Tag: robert smith
The full tracklisting of Alice in Wonderland‘s soundtrack has been revealed and it seems it will not be just one song and the compulsory Danny Elfman score. Almost Alice will feature an impressive array of indie/alternative goodies and will be out in stores in March. The first confirmed track was the Pete Wentz/Mark Hoppus collaboration, In Transit, but now, it’s obvious that the selection range has widened.
Avril Lavigne’s Alice (Underground) will be the first single from the album, with a video coming in February. Tim Burton’s lifeline in his early days, Robert Smith, is also an interesting surprise — he will be covering the classic Very Good Advice, with Franz Ferdinand adding to the Brit procent with The Lobster Quadrille. Interesting newcomer, Kerli will contribute with two pieces, one alone, one with Tokio Hotel. Owl City will pour some of his electro innocence in the mix, while harder sounds will most likely be provided by Wolfmother and Shinedown. All Time Low, Motion City Soundtrack, Metro Station and The All-American Rejects will also feature. Full tracklisting HERE.
The Cure are known for doing things a bit differently than everyone else and this time they are breaking the -0/-5 anniversary cliché. They are choosing to celebrate the 21st birthday of their 1989 tour de force, Disintegration, by releasing a remastered anniversary edition. It will hit stores in the spring of 2010.
Of course, the new edition will come with additional gifts, meaning the new Deluxe Disintegration will be a 3 cd affair, even though, truth be told, the bonus material is really just for avid collectors. It includes a cd of rarities from the 88-89 period (intrumental demos, home demos, rough mixes, etc.) and a second cd of a remixed live performance at the Wembley Arena from 1989. Also, 2010 promises more remastered goodies from The Cure, including a Mixed Up 2 album. There is also a hint of a DVD with their In Orange gig, which was released as a VHS by PolyGram in 1988 and begins with a dramatic unveiling of Robert Smith’s trimmed haircut at the time. Classic.

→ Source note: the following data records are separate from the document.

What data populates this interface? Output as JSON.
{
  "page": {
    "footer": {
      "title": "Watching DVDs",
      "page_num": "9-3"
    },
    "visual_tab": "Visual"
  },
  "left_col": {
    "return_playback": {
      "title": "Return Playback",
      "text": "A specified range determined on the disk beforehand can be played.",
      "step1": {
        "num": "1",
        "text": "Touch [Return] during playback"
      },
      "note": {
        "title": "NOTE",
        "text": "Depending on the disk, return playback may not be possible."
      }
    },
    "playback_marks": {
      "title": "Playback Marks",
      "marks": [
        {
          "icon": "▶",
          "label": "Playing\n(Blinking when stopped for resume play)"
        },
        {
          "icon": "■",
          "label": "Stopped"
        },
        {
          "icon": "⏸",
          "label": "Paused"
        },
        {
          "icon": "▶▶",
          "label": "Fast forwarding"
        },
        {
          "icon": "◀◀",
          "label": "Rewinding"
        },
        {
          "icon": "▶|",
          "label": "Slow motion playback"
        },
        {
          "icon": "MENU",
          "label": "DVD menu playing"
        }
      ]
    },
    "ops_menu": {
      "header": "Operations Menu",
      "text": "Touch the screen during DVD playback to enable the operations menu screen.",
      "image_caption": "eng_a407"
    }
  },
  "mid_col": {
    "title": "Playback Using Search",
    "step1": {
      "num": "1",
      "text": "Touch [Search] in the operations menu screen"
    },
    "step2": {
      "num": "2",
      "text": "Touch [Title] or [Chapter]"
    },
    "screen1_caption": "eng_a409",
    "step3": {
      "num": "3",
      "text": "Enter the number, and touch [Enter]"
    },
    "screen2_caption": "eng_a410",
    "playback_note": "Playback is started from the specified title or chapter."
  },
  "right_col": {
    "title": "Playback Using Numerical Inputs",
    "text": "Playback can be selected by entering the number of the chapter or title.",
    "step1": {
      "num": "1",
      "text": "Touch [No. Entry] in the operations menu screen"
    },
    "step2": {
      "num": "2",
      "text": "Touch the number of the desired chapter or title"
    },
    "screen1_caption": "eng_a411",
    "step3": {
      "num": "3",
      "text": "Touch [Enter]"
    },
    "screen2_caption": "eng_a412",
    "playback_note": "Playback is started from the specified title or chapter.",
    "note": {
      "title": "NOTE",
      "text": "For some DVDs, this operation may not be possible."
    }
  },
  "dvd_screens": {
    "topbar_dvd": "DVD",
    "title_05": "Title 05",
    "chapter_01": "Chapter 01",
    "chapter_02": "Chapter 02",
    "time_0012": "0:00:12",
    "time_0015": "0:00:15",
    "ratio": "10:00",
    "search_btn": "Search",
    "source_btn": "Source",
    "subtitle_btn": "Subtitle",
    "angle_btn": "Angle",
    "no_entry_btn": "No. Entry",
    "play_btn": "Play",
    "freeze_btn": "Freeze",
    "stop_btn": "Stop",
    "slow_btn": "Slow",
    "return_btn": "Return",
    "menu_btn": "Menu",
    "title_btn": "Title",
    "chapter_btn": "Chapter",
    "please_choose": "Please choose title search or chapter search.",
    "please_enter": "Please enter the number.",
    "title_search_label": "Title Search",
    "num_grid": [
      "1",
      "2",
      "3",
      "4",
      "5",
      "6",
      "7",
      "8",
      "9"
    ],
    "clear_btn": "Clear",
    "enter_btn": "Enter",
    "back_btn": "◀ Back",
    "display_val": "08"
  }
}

While we are waiting… and waiting… and, you guessed it… for Blink 182 to release some new material, we should all take a moment and remember the wonderful non-single masterpiece that was Violence, song which appeared on as of yet still their final album, the self-titled (or untitled) from 2003. Because of this album, the band’s 2005 hiatus was even harder, because it marked the beginning of a new sound for the band. While still punk and pop, this album had more serious tones. Unlike previous stuff, it talked about love, not about dating, about intimacy, not about hanging out. The sound was hinted at by earlier songs like Stay Together for the Kids or Adam’s Song, but Blink 182 is the album where the boys grow up, they are done with practical jokes, because they feel new things and they need to get them out there. Violence is by no means the highlight of the album. It shares the title with I Miss You, All of This or I’m Lost Without You, but, still, Violence probably has the best chorus on the entire thing. The live version sounds great, too, but you kinda notice the lack of the slight reverb on the “You kill me” line. It makes all the difference.